Activity:
Repeat each entry exactly. Drop every image.

# # # # # # #

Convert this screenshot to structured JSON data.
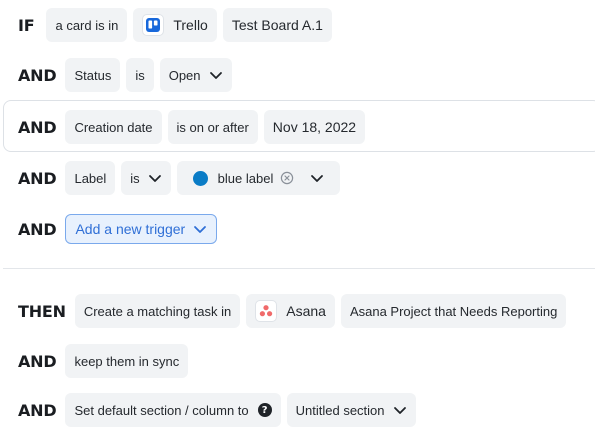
{
  "trigger": {
    "if_keyword": "IF",
    "and_keyword": "AND",
    "condition1": {
      "text": "a card is in",
      "app": "Trello",
      "board": "Test Board A.1"
    },
    "condition2": {
      "field": "Status",
      "operator": "is",
      "value": "Open"
    },
    "condition3": {
      "field": "Creation date",
      "operator": "is on or after",
      "value": "Nov 18, 2022"
    },
    "condition4": {
      "field": "Label",
      "operator": "is",
      "value": "blue label",
      "value_color": "#0a7cc6"
    },
    "add_trigger_label": "Add a new trigger"
  },
  "action": {
    "then_keyword": "THEN",
    "and_keyword": "AND",
    "step1": {
      "text": "Create a matching task in",
      "app": "Asana",
      "project": "Asana Project that Needs Reporting"
    },
    "step2": {
      "text": "keep them in sync"
    },
    "step3": {
      "text": "Set default section / column to",
      "help_icon": "question-icon",
      "value": "Untitled section"
    }
  },
  "icons": {
    "trello": "trello-logo-icon",
    "asana": "asana-logo-icon",
    "chevron": "chevron-down-icon",
    "clear": "clear-circle-icon"
  },
  "colors": {
    "accent_blue": "#2f6fd6",
    "trello_blue": "#1868db",
    "asana_coral": "#f06a6a",
    "label_blue": "#0a7cc6"
  }
}
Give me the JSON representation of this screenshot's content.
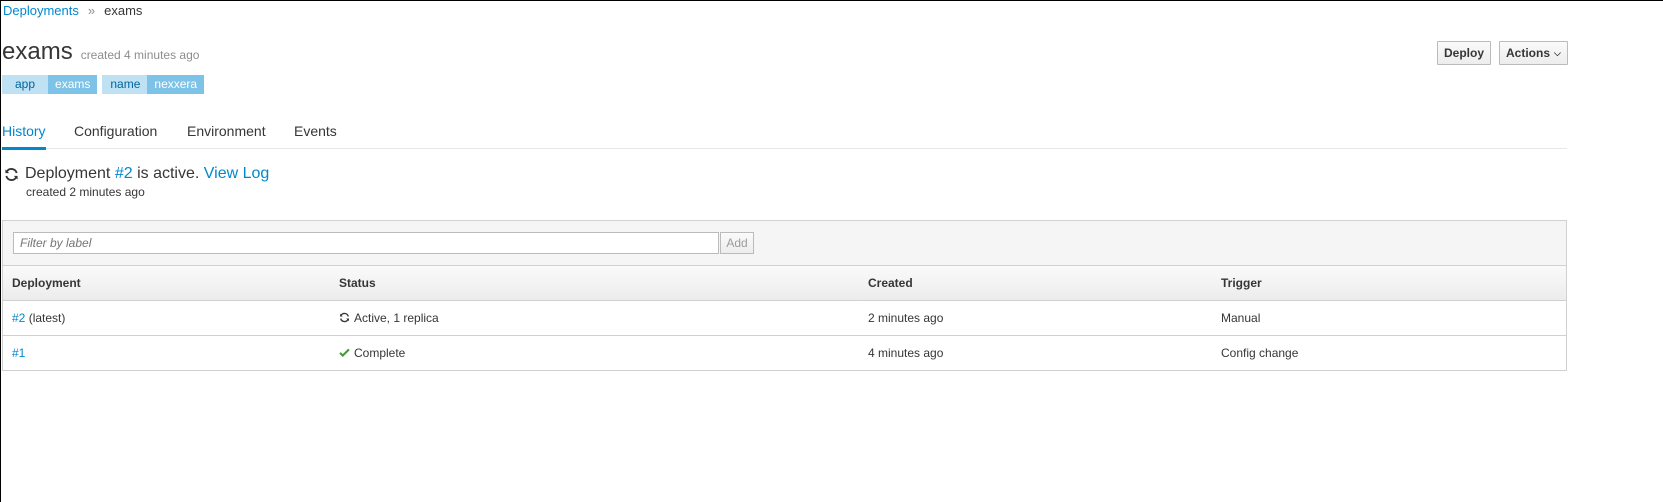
{
  "breadcrumb": {
    "parent": "Deployments",
    "separator": "»",
    "current": "exams"
  },
  "header": {
    "title": "exams",
    "created": "created 4 minutes ago"
  },
  "labels": [
    {
      "key": "app",
      "value": "exams"
    },
    {
      "key": "name",
      "value": "nexxera"
    }
  ],
  "buttons": {
    "deploy": "Deploy",
    "actions": "Actions"
  },
  "tabs": [
    {
      "label": "History",
      "active": true
    },
    {
      "label": "Configuration",
      "active": false
    },
    {
      "label": "Environment",
      "active": false
    },
    {
      "label": "Events",
      "active": false
    }
  ],
  "status": {
    "prefix": "Deployment",
    "deployment_link": "#2",
    "suffix": "is active.",
    "view_log": "View Log",
    "created": "created 2 minutes ago"
  },
  "filter": {
    "placeholder": "Filter by label",
    "add_label": "Add"
  },
  "table": {
    "headers": [
      "Deployment",
      "Status",
      "Created",
      "Trigger"
    ],
    "rows": [
      {
        "deployment": "#2",
        "deployment_note": "(latest)",
        "status_icon": "refresh-icon",
        "status": "Active, 1 replica",
        "created": "2 minutes ago",
        "trigger": "Manual"
      },
      {
        "deployment": "#1",
        "deployment_note": "",
        "status_icon": "check-icon",
        "status": "Complete",
        "created": "4 minutes ago",
        "trigger": "Config change"
      }
    ]
  },
  "colors": {
    "link": "#0088ce",
    "label_key_bg": "#bee1f4",
    "label_val_bg": "#7dc3e8",
    "success": "#3f9c35"
  }
}
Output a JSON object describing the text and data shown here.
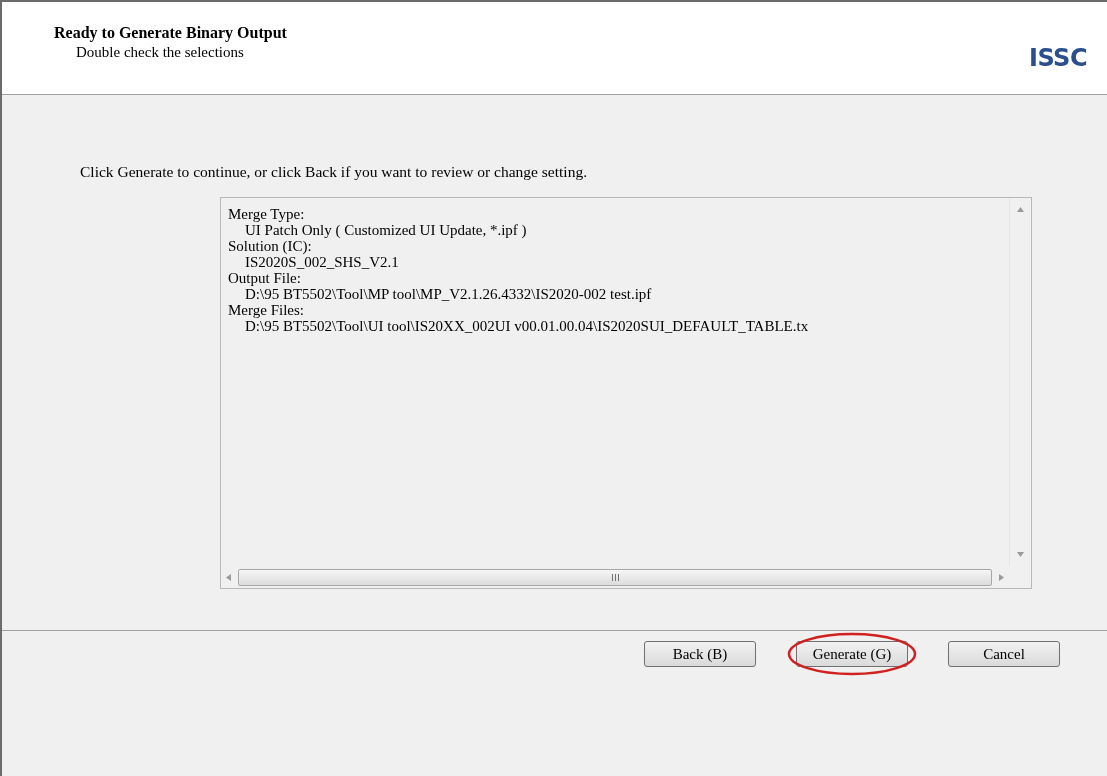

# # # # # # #

Expected output:
Convert this screenshot to structured JSON data.
{
  "trigger": {
    "if_keyword": "IF",
    "and_keyword": "AND",
    "condition1": {
      "text": "a card is in",
      "app": "Trello",
      "board": "Test Board A.1"
    },
    "condition2": {
      "field": "Status",
      "operator": "is",
      "value": "Open"
    },
    "condition3": {
      "field": "Creation date",
      "operator": "is on or after",
      "value": "Nov 18, 2022"
    },
    "condition4": {
      "field": "Label",
      "operator": "is",
      "value": "blue label",
      "value_color": "#0a7cc6"
    },
    "add_trigger_label": "Add a new trigger"
  },
  "action": {
    "then_keyword": "THEN",
    "and_keyword": "AND",
    "step1": {
      "text": "Create a matching task in",
      "app": "Asana",
      "project": "Asana Project that Needs Reporting"
    },
    "step2": {
      "text": "keep them in sync"
    },
    "step3": {
      "text": "Set default section / column to",
      "help_icon": "question-icon",
      "value": "Untitled section"
    }
  },
  "icons": {
    "trello": "trello-logo-icon",
    "asana": "asana-logo-icon",
    "chevron": "chevron-down-icon",
    "clear": "clear-circle-icon"
  },
  "colors": {
    "accent_blue": "#2f6fd6",
    "trello_blue": "#1868db",
    "asana_coral": "#f06a6a",
    "label_blue": "#0a7cc6"
  }
}
Give me the JSON representation of this screenshot's content.
{
  "breadcrumb": {
    "parent": "Deployments",
    "separator": "»",
    "current": "exams"
  },
  "header": {
    "title": "exams",
    "created": "created 4 minutes ago"
  },
  "labels": [
    {
      "key": "app",
      "value": "exams"
    },
    {
      "key": "name",
      "value": "nexxera"
    }
  ],
  "buttons": {
    "deploy": "Deploy",
    "actions": "Actions"
  },
  "tabs": [
    {
      "label": "History",
      "active": true
    },
    {
      "label": "Configuration",
      "active": false
    },
    {
      "label": "Environment",
      "active": false
    },
    {
      "label": "Events",
      "active": false
    }
  ],
  "status": {
    "prefix": "Deployment",
    "deployment_link": "#2",
    "suffix": "is active.",
    "view_log": "View Log",
    "created": "created 2 minutes ago"
  },
  "filter": {
    "placeholder": "Filter by label",
    "add_label": "Add"
  },
  "table": {
    "headers": [
      "Deployment",
      "Status",
      "Created",
      "Trigger"
    ],
    "rows": [
      {
        "deployment": "#2",
        "deployment_note": "(latest)",
        "status_icon": "refresh-icon",
        "status": "Active, 1 replica",
        "created": "2 minutes ago",
        "trigger": "Manual"
      },
      {
        "deployment": "#1",
        "deployment_note": "",
        "status_icon": "check-icon",
        "status": "Complete",
        "created": "4 minutes ago",
        "trigger": "Config change"
      }
    ]
  },
  "colors": {
    "link": "#0088ce",
    "label_key_bg": "#bee1f4",
    "label_val_bg": "#7dc3e8",
    "success": "#3f9c35"
  }
}
Output a JSON object describing the text and data shown here.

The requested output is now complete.